WHAT YOU NEED TO DO -> From the listing below, count the lines where the string "mismatch" occurs. Give the number, with no other words.

GIVEN ENTRIES ->
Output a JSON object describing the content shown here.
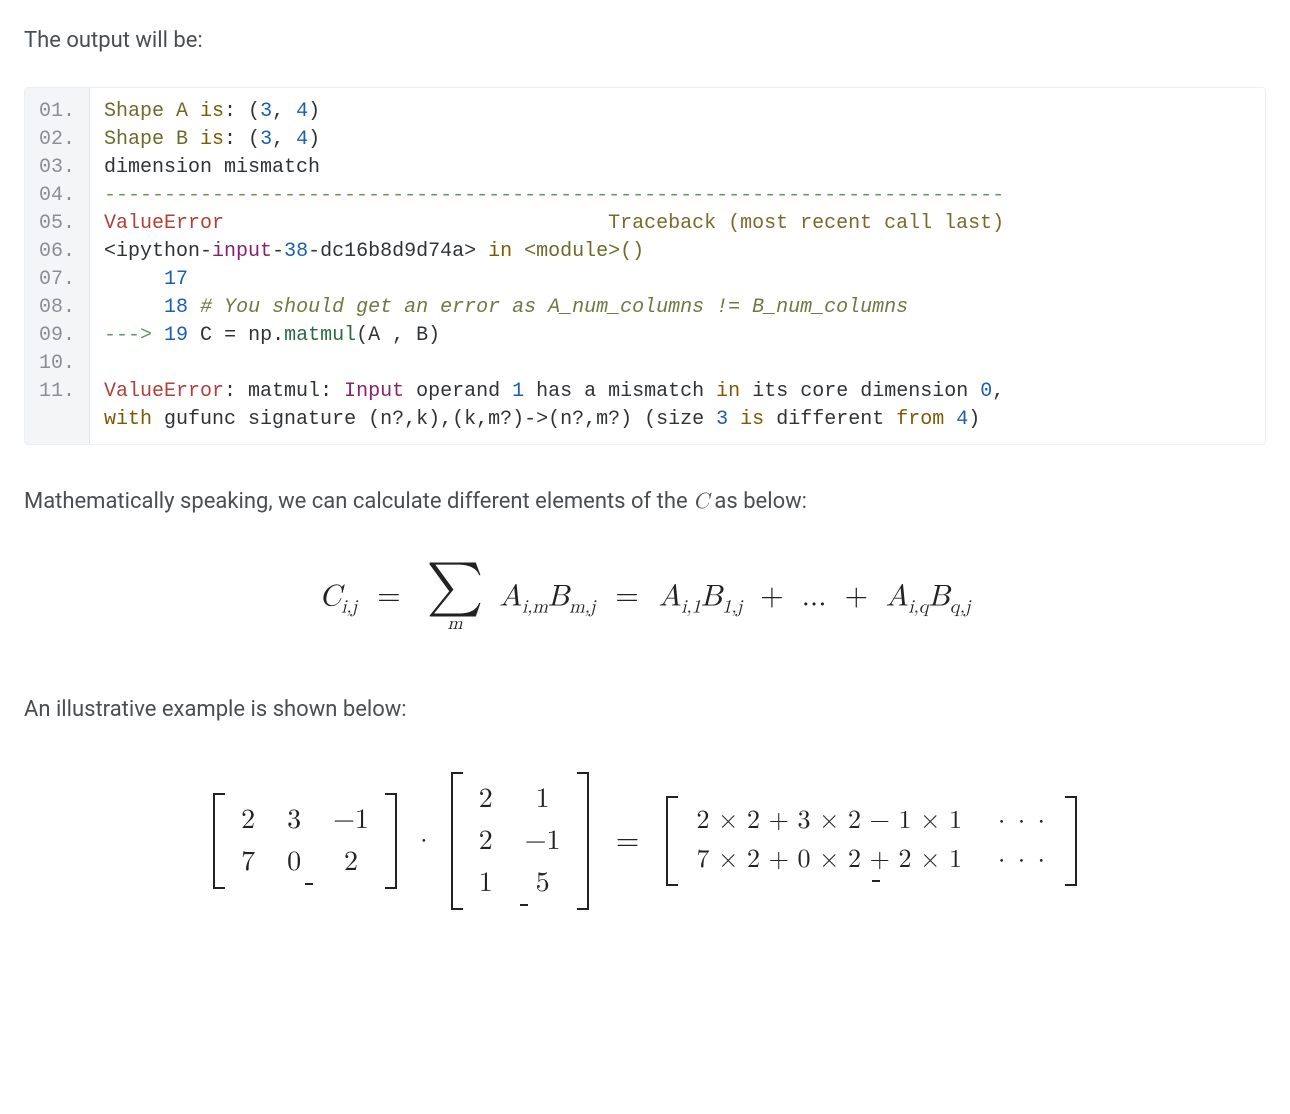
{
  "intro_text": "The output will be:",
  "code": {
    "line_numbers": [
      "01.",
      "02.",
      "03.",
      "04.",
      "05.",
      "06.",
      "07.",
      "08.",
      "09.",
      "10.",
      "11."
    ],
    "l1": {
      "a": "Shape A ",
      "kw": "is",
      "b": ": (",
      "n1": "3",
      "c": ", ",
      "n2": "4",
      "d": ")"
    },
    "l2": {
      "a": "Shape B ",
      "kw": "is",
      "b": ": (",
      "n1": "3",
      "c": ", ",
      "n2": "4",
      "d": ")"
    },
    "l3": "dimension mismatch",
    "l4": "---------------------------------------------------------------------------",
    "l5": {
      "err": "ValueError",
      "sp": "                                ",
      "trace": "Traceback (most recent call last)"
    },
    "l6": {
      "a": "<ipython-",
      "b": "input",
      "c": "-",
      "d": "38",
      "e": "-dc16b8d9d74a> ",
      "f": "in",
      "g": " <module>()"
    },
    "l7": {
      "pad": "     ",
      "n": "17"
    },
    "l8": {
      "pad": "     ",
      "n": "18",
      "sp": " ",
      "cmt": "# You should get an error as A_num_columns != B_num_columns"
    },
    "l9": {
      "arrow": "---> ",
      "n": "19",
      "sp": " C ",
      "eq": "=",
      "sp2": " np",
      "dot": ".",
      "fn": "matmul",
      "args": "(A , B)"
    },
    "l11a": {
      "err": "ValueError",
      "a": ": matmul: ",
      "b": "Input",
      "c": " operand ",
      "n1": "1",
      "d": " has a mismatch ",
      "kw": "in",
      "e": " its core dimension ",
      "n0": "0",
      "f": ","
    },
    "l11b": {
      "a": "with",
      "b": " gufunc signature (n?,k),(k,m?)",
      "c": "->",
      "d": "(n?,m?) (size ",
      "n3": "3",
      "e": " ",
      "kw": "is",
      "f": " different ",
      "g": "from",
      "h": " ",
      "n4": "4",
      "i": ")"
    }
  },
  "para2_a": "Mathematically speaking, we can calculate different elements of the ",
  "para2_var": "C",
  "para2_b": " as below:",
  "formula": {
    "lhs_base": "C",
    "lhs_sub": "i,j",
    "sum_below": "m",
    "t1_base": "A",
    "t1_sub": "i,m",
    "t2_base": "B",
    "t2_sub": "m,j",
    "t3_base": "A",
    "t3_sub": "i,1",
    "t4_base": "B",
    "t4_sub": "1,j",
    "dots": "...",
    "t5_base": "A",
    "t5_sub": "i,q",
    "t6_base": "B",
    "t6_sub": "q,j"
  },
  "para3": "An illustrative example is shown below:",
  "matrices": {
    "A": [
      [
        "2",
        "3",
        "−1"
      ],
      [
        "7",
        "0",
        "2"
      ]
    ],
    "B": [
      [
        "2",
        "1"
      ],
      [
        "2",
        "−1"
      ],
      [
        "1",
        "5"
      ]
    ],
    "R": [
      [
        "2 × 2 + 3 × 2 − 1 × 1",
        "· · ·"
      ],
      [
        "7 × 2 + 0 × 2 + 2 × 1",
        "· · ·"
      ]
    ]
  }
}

REPLY TO THE EXERCISE -> 2